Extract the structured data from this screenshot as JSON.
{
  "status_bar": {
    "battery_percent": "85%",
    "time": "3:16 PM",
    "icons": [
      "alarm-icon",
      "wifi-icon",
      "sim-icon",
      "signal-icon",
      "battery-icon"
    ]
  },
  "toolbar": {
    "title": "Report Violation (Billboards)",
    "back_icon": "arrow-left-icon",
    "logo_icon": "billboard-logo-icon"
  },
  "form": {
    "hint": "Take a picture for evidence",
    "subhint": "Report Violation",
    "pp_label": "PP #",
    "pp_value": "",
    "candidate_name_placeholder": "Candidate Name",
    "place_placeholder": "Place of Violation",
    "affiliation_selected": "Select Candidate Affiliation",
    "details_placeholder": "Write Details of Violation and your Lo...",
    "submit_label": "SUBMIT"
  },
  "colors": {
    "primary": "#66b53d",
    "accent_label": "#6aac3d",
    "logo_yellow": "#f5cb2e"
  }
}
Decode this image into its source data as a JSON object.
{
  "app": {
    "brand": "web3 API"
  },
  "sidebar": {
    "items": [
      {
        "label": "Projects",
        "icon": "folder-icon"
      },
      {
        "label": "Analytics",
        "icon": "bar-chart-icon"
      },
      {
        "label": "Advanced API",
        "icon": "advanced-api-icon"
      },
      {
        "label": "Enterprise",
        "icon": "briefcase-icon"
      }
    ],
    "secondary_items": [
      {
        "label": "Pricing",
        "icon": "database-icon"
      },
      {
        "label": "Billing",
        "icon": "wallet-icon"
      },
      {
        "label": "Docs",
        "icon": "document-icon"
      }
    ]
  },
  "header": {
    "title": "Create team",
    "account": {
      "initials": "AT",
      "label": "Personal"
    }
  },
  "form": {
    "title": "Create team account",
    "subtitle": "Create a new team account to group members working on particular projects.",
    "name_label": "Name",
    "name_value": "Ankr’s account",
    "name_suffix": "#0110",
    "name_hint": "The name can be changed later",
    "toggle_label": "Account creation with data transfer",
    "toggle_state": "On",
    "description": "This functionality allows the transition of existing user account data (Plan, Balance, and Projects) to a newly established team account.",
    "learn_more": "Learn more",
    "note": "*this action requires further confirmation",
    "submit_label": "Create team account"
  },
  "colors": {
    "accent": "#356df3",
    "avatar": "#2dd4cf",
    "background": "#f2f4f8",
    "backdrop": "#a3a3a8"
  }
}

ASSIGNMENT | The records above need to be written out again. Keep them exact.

TASK SOLUTION |
Extract the structured data from this screenshot as JSON.
{
  "status_bar": {
    "battery_percent": "85%",
    "time": "3:16 PM",
    "icons": [
      "alarm-icon",
      "wifi-icon",
      "sim-icon",
      "signal-icon",
      "battery-icon"
    ]
  },
  "toolbar": {
    "title": "Report Violation (Billboards)",
    "back_icon": "arrow-left-icon",
    "logo_icon": "billboard-logo-icon"
  },
  "form": {
    "hint": "Take a picture for evidence",
    "subhint": "Report Violation",
    "pp_label": "PP #",
    "pp_value": "",
    "candidate_name_placeholder": "Candidate Name",
    "place_placeholder": "Place of Violation",
    "affiliation_selected": "Select Candidate Affiliation",
    "details_placeholder": "Write Details of Violation and your Lo...",
    "submit_label": "SUBMIT"
  },
  "colors": {
    "primary": "#66b53d",
    "accent_label": "#6aac3d",
    "logo_yellow": "#f5cb2e"
  }
}
Decode this image into its source data as a JSON object.
{
  "app": {
    "brand": "web3 API"
  },
  "sidebar": {
    "items": [
      {
        "label": "Projects",
        "icon": "folder-icon"
      },
      {
        "label": "Analytics",
        "icon": "bar-chart-icon"
      },
      {
        "label": "Advanced API",
        "icon": "advanced-api-icon"
      },
      {
        "label": "Enterprise",
        "icon": "briefcase-icon"
      }
    ],
    "secondary_items": [
      {
        "label": "Pricing",
        "icon": "database-icon"
      },
      {
        "label": "Billing",
        "icon": "wallet-icon"
      },
      {
        "label": "Docs",
        "icon": "document-icon"
      }
    ]
  },
  "header": {
    "title": "Create team",
    "account": {
      "initials": "AT",
      "label": "Personal"
    }
  },
  "form": {
    "title": "Create team account",
    "subtitle": "Create a new team account to group members working on particular projects.",
    "name_label": "Name",
    "name_value": "Ankr’s account",
    "name_suffix": "#0110",
    "name_hint": "The name can be changed later",
    "toggle_label": "Account creation with data transfer",
    "toggle_state": "On",
    "description": "This functionality allows the transition of existing user account data (Plan, Balance, and Projects) to a newly established team account.",
    "learn_more": "Learn more",
    "note": "*this action requires further confirmation",
    "submit_label": "Create team account"
  },
  "colors": {
    "accent": "#356df3",
    "avatar": "#2dd4cf",
    "background": "#f2f4f8",
    "backdrop": "#a3a3a8"
  }
}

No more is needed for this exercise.